They state their scale in their own ads but it is always 1:20.3 for three foot narrow gauge prototypes and 1:32 for standard gauge prototypes.
Accucraft live steam British outline stuff, including the new Garrett, are built to the UK garden railway scale of 16mm to the foot, or 1/19th.
- Narrow gauge - 1:20.3
- Standard gauge - 1:32
- All 'classic' series cars are 1:24 (From the old Delton moulds).
Generally all new offerings are standard gauge of 1:29 (notwithstanding one recent narrow gauge railcar in 1:20.3). Older Aristo models representing narrow gauge were done in 1:22.5 and are generally inaccurate or fantasies.
- Generally speaking - 1:29
- "Heavyweight" passenger cars are 1:29 scale.
- Narrow gauge - 1:20.3
- "Classic" series is 1:24
- Older models - 1:22.5 (need source/year cutoff)
- Generally 1:32
- 1:30 for Japanese prototypes
- 1:22.5 for European and Japanese narrow gauge
- "Spectrum" locos and some industrial rolling stock is 1:20.3.
- "Big Haulers" series is 1:22.5, as is most their other rolling stock, though it may be inaccurately modeled from the prototype.
Nominally 1:24 though often inaccurate models or just plain fantasies.
- Generally speaking - 1:24
- Some 1:29 for their standard gauge equipment.
Their narrow gauge models are nominally 1:22.5 but at least as far as North American styled models go, they are generally inaccurate or just fantasies.

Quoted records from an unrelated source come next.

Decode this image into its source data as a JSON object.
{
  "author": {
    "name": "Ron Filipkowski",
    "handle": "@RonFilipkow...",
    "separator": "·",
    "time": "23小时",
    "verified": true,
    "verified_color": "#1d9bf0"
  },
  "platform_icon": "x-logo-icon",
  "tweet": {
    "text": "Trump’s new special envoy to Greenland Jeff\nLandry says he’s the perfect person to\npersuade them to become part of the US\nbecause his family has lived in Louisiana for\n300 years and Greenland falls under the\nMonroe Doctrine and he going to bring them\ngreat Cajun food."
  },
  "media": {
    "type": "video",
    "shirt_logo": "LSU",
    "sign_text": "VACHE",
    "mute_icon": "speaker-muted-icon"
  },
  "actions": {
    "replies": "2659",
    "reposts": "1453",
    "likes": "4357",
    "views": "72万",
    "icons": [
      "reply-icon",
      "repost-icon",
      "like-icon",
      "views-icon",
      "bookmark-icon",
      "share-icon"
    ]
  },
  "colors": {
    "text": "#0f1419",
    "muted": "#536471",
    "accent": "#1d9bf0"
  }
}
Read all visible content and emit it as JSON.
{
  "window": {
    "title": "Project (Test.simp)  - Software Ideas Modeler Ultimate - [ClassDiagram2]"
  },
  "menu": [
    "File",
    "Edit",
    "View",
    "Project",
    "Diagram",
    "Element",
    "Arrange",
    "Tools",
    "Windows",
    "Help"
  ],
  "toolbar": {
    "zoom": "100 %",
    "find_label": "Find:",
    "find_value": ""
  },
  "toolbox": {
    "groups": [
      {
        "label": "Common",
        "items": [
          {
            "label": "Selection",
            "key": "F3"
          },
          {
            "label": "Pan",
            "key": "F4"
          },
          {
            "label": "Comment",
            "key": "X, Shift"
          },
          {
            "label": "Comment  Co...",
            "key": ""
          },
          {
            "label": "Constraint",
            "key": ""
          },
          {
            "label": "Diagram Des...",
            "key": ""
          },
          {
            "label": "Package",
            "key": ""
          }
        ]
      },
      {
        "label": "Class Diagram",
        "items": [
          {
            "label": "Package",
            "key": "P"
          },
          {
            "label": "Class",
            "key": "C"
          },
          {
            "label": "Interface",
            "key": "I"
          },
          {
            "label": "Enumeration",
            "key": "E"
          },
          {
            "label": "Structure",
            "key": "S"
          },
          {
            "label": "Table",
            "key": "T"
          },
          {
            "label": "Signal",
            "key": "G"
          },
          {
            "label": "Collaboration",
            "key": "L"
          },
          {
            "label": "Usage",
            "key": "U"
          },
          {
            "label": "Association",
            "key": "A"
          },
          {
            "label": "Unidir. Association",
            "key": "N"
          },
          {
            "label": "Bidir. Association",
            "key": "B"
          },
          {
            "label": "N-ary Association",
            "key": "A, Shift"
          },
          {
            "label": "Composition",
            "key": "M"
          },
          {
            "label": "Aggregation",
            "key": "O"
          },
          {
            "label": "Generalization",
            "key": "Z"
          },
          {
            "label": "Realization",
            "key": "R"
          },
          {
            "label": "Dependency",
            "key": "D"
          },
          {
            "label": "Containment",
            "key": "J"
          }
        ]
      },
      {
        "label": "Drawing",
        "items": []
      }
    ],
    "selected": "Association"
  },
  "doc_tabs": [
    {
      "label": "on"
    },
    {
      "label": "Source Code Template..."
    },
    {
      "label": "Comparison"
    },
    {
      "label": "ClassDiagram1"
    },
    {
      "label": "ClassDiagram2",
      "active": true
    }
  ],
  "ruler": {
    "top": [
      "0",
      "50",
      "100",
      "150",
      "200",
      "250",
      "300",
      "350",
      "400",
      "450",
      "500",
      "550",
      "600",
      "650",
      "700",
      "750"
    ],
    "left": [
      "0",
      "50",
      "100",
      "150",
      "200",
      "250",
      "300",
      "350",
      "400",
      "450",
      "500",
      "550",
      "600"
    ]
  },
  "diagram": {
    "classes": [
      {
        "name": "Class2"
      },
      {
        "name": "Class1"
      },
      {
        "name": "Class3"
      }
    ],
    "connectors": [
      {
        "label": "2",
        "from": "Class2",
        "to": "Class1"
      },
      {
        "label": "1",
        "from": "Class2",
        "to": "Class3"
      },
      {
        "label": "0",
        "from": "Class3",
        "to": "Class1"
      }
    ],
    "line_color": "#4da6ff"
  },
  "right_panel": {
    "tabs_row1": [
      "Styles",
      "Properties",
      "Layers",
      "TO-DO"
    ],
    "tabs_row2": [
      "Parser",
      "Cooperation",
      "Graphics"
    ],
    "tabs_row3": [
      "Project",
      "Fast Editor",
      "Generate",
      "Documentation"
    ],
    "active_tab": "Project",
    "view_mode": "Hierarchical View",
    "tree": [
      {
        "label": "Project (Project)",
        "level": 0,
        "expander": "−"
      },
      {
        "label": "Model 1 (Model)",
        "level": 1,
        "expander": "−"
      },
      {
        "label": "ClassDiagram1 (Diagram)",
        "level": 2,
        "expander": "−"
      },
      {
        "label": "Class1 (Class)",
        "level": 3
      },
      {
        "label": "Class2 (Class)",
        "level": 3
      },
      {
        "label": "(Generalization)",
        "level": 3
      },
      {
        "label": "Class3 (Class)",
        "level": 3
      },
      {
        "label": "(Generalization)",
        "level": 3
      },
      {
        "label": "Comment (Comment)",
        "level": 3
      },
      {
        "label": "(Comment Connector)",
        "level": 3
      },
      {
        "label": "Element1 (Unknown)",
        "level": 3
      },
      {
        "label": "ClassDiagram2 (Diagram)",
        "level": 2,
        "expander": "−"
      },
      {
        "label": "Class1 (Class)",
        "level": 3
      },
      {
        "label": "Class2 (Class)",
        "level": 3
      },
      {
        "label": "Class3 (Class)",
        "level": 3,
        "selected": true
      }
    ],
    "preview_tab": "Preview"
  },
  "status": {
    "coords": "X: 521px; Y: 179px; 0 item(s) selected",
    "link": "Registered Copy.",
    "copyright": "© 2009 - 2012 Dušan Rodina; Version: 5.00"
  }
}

Their standard gauge offerings are of unknown scale though often about 1:26 and are frequently inaccurate or fantasies. The most recent offerings like the Genesis are standard gauge and appear to be fairly accurate 1:29 models. LGB of America has indicated that future sg models would be accurately scaled to 1:29.
- (Older) Narrow gauge - 1:22.5
- (Older) Standard gauge - Unknown, estimated at 1:26
- Newer items in 1:29
- "MAXI" is 1:32
- Rail-King is 1:32
Northern Fine Scale Stock
Northern Fine Scale is 10mm (1:30) scale British only freight stock in kit form.
- Ranges from 1:27 - 1:29
Most of their offerings including all the recent ones are sg and are accurate models rendered in 1:29. Their old models of ng equipment are done in 1:22.5 and are more or less fantasies.
- Usually in 1:29
- USA steamline passenger cars - 1:29
- "American" series is 1:24
- 'Older' models in 1:22.5
Wrightway Rolling Stock
1:32 and 10mm (1:30) scale custom built British North American and European passenger stock.